A quiet day today. The Sabi-kan Resort was a pleasant surprise and much better than we expected. It is only around 800 metres from the River Kwai Bridge.
After a sleep in till 10am decided to take a stroll to the Bridge and look around the town, market, railway station on to the Bridge over the river Kwai. You can walk over the bridge. There are side platforms to stand on should train comes through.
The iron railway bridge resting over the River Kwai in Kanchanaburi was made famous the world over in 1957 when the ‘The Bridge on the River Kwai’ was released, and more recently by the 2013 screen adaption of ‘The Railway Man’.
The original, two and a half hour film depicted British soldiers during World War Two taken captive by the Japanese, and their struggle to build a bridge for the Burma-Siam ‘Death’ Railway. The bridge that draws thousands of tourists to Kanchanaburi every year is not actually the bridge from the film.
Thailand faced a problem when tourists started turning up looking for the bridge in question. The original was bombed and a wooden one erected upstream and deep in the jungle. There was a second bridge, about 100 metres from the iron railway bridge of today, that was easier to access from the town, and so to please the tourists, and make life easier for everyone, the Thai’s renamed the river underneath the second bridge from the Mae Klong to Khwae Yai. Khwae Yai with English pronunciation, the word has ended up as ‘Kwai’, which actually means buffalo in Thai.
The current metal bridge was built after the war, only the remnants of the original wooden bridge built by the POW’s remains and is in the grounds of the Thai War Museum.
The JEATH War Museum is located 2-300 meters from the current the bridge. The museum holds many artefacts from the 2nd world war period however also includes some history and exhibits of all Thai conflicts over the centuries. Very modest entry fee and well worth a look. JEATH means Japanese, English, Australian, American, Thai and Holland.
In the centre of Kanchanaburi town there is a simple memorial and a large, well maintained war cemetery. This is the main prisoners of war cemetery for victims of Japanese imprisonment during World War Two, with most of those held captive dying from malnutrition or disease. When walking around the 6,900 graves you will seem mostly Australian, British and Dutch names, as Americans who died here were repatriated. This is a sobering place, but one with a lot of history.
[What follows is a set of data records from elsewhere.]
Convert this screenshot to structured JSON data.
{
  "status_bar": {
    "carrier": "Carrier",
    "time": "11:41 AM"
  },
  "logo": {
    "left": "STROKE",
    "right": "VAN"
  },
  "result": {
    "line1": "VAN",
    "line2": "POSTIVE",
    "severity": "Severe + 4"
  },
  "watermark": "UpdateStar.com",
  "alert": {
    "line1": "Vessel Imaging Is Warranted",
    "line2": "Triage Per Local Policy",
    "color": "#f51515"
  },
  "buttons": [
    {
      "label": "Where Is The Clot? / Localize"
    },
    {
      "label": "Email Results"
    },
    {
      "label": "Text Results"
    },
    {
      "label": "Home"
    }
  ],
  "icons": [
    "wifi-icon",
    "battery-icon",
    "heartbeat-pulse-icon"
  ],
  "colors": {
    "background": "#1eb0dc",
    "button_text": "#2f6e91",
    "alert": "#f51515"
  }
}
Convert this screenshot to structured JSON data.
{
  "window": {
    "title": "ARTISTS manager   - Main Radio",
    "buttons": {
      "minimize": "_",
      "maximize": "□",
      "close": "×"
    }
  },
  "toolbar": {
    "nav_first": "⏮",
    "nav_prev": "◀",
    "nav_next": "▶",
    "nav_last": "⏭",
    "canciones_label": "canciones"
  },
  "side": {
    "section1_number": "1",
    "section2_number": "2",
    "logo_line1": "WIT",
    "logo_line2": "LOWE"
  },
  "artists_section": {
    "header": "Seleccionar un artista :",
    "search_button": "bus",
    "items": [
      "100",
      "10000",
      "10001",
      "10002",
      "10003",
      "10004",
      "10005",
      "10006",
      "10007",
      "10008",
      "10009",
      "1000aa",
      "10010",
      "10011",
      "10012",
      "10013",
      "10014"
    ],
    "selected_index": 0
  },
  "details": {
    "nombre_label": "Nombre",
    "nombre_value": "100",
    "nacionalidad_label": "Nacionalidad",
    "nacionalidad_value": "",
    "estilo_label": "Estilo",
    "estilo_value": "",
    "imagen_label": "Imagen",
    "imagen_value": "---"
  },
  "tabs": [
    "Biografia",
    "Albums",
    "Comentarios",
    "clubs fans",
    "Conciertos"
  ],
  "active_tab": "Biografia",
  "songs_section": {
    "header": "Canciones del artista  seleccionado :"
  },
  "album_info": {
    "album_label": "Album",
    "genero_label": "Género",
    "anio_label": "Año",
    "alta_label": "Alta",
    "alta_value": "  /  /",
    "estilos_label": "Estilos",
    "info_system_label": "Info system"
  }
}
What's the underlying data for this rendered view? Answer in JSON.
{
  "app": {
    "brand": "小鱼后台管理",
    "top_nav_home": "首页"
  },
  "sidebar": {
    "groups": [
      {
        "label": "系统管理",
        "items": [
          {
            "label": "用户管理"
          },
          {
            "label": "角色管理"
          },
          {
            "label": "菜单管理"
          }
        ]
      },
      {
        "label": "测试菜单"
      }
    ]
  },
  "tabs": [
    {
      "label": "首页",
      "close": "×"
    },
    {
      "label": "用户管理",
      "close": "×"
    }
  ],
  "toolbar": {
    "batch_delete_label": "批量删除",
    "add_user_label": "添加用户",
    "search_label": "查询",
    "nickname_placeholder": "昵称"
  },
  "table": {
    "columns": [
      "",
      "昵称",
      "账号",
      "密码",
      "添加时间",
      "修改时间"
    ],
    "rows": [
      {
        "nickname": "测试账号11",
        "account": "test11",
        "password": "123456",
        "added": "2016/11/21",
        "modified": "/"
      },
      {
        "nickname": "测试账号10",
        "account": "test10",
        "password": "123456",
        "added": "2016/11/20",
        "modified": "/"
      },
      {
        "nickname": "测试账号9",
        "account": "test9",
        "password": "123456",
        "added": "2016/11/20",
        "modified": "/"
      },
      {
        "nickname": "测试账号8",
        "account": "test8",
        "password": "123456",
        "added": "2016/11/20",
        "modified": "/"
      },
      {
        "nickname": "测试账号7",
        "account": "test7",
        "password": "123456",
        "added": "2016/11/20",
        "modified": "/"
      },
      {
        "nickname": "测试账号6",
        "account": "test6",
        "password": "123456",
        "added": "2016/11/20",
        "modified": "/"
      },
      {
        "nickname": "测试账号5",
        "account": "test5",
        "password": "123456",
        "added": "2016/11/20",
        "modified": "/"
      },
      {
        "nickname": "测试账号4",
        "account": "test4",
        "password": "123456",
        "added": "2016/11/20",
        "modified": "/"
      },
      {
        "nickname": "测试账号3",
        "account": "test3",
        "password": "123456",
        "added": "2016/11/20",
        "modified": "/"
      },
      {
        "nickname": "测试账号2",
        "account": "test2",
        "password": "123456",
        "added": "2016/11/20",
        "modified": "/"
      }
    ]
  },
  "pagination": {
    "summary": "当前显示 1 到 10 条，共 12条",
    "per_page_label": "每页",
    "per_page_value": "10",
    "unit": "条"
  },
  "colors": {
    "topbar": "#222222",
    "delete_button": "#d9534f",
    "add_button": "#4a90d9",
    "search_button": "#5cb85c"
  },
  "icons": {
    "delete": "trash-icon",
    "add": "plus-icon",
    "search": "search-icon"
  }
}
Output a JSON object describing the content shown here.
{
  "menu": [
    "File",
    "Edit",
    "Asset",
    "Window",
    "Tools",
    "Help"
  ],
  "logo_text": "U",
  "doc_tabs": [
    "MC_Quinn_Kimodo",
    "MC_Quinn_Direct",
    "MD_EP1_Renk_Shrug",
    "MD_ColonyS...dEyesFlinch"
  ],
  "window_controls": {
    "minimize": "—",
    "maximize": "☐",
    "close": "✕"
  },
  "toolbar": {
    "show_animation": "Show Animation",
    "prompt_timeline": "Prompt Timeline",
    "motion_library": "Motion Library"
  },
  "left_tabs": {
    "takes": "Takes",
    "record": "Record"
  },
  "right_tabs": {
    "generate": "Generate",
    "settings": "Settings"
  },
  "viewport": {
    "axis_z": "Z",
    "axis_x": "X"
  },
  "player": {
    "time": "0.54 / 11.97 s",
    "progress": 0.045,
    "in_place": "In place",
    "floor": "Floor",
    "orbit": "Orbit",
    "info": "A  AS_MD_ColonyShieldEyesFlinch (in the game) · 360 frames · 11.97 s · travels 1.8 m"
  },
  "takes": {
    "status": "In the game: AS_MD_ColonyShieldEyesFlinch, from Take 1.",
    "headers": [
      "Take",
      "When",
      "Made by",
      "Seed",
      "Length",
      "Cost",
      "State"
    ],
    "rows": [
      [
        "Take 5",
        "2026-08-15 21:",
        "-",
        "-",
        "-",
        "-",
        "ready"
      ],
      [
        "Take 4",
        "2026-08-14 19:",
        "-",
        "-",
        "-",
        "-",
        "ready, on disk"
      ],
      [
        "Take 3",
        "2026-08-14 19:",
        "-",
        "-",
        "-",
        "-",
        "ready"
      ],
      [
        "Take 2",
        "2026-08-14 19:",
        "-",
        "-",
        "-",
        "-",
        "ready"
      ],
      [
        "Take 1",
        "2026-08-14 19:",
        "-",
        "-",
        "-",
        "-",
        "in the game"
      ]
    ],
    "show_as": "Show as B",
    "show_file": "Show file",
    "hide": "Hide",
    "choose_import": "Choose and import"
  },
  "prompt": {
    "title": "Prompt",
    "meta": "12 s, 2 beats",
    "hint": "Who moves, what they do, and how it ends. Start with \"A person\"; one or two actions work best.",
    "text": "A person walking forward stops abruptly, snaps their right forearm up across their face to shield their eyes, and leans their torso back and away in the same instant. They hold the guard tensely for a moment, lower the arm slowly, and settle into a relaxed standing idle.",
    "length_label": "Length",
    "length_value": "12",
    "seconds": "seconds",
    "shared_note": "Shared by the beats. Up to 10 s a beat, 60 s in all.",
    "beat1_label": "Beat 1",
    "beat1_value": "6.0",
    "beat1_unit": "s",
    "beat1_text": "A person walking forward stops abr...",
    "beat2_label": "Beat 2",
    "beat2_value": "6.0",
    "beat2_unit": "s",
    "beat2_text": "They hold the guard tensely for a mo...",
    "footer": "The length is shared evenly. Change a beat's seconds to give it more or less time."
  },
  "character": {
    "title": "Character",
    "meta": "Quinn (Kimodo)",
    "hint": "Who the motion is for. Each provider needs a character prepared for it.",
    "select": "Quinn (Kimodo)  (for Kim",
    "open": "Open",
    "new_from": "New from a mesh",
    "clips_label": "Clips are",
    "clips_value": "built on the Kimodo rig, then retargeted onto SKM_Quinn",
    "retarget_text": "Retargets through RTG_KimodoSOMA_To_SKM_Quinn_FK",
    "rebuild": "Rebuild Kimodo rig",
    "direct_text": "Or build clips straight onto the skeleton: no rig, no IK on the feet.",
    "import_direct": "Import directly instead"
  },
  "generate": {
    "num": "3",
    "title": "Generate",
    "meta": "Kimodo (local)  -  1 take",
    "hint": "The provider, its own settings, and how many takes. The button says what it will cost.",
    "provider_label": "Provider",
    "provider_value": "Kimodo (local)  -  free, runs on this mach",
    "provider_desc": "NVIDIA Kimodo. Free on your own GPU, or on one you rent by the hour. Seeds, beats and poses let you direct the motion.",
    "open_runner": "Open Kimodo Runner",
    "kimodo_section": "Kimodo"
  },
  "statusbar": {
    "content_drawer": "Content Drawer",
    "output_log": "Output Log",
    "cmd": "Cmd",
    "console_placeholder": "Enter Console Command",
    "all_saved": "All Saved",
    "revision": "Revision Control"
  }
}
The prices here are very cheap by Australian standards, meals costing around $3-4 and accommodation around A$38pn.